[[ Listed records open ]]

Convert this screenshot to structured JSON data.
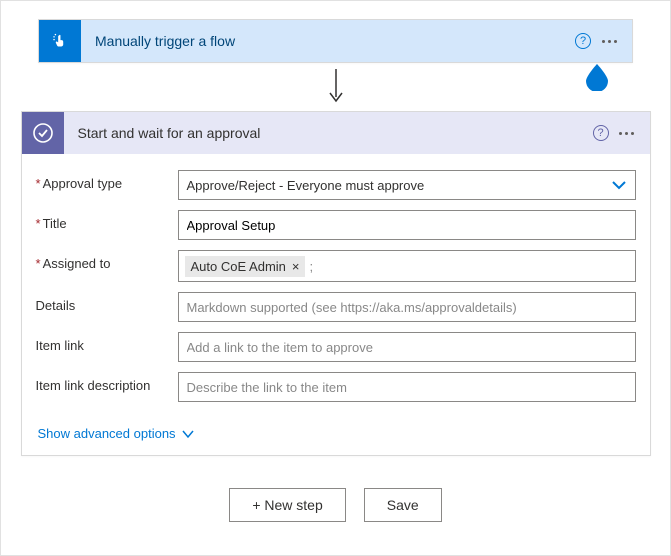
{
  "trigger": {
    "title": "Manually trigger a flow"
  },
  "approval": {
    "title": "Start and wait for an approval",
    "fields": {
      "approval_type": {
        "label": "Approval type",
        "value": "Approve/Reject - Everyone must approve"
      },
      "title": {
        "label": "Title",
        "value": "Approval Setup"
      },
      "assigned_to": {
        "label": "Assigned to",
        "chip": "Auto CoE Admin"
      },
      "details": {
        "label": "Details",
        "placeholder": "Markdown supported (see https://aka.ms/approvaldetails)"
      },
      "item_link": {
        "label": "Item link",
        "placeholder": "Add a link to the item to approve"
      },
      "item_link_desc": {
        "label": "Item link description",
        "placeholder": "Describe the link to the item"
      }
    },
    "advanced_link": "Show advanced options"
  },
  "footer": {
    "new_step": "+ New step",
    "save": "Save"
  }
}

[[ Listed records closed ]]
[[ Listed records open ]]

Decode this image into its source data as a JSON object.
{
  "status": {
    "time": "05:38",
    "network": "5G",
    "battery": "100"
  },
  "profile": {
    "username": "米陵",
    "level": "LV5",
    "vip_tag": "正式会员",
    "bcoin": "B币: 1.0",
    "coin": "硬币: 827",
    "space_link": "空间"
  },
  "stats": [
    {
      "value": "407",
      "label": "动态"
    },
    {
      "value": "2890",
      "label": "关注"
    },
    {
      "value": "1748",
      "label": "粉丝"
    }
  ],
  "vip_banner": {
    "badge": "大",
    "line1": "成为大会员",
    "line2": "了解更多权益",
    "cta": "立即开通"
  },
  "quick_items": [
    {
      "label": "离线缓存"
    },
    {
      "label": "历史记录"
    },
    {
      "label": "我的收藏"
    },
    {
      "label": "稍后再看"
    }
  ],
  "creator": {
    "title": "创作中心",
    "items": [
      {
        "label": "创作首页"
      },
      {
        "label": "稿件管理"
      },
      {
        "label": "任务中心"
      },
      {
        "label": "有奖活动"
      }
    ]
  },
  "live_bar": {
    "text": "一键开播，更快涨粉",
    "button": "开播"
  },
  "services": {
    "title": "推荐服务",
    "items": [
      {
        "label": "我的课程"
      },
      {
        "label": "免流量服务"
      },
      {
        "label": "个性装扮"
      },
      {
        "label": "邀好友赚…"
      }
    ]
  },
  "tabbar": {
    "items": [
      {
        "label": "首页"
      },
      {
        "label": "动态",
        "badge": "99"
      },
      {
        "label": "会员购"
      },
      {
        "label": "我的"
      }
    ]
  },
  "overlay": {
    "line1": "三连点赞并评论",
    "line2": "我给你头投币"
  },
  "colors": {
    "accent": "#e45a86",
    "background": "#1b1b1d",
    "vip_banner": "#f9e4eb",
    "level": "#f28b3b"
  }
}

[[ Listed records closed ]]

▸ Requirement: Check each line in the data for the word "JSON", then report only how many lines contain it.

▸ Completed task: 2